Page  00000004 reliable access to a CAVE, give them the ability to take their work with them and create opportunities for performance within the practical means of a composer. ACKNOWLEDGMENTS Thanks to the National Center for Supercomputing Applications, and the Critical Research Initiative of the Uniiversity of Illinois for their support of this project. REFERENCES [1] Bargar, R. et al. Coney Island: Combining jMax, Spat and VSS for Acoustic Integration of Spatial and Temporal Models in a Virtual Reality Installation. Proceedings of the International computer Music Conference, ICMA, San Francisco, 2000. [2] J. Chowning, "The Synthesis of Complex Audio Spectra by Means of Frequency Modulation," Journal of the Audio Engineering Society 21(7), 1973; reprinted in Computer Music Journal 1(2), 1977. [3] Cruz-Niera, C., Sandin, D., DeFanti, T., Kenyon, R., and Hart, J. "The Cave Audio Visual Experience Automatic Virtual Environment," Communications of the ACM, Jun. 1992, vol. 35, No. 6, pp. 65-72. [4] Garnett, G., Jonnalagadda, M., Elezovic, I., Johnson, T., and Small, K. Technological Advances for Conducting a Virtual Ensemble.
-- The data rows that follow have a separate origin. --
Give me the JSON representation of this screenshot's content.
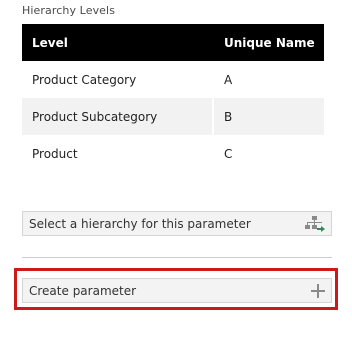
{
  "hierarchy_levels": {
    "title": "Hierarchy Levels",
    "columns": {
      "level": "Level",
      "unique_name": "Unique Name"
    },
    "rows": [
      {
        "level": "Product Category",
        "unique_name": "A"
      },
      {
        "level": "Product Subcategory",
        "unique_name": "B"
      },
      {
        "level": "Product",
        "unique_name": "C"
      }
    ]
  },
  "hierarchy_select": {
    "placeholder": "Select a hierarchy for this parameter",
    "icon": "hierarchy-icon",
    "icon_accent": "#2e8b57"
  },
  "create_parameter": {
    "label": "Create parameter",
    "icon": "plus-icon",
    "highlight_color": "#cc1a1a"
  }
}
Proceedings of the International Computer Music Conference. 2001, pp. 167-169. [5] Leetaru, K. EasyDemo Maunal. http://easydemo.ncsa.uiuc.edu/easydemomanualpdf.pdf [6] Wright, M. and Freed, A. "OpenSound Control: A New Protocol for Communicating with Sound Synthesizers." Proceedings of the 1997 ICMC, Thessaloniki, 1997. ICMA. pp. 101-104. [7] See www.hi-res800.com/Info/MotionStar.pdf for specification and contact information [8] See www.synthesisters.com/download/WhatsNewInMSP2.pdf for an introduction to the -poly object and MSP. [9] For a complete discussion of the basic features and rationale of the Virtual Score system see Garnett, G., et al., "VirtualScore: Exploring Music in an Immersive Virtual Environment." SIMS 02, UC Santa Barbara, June 2002. [10] For details of the MSP phase vocoder patch -pvoc, see MSP tutorials.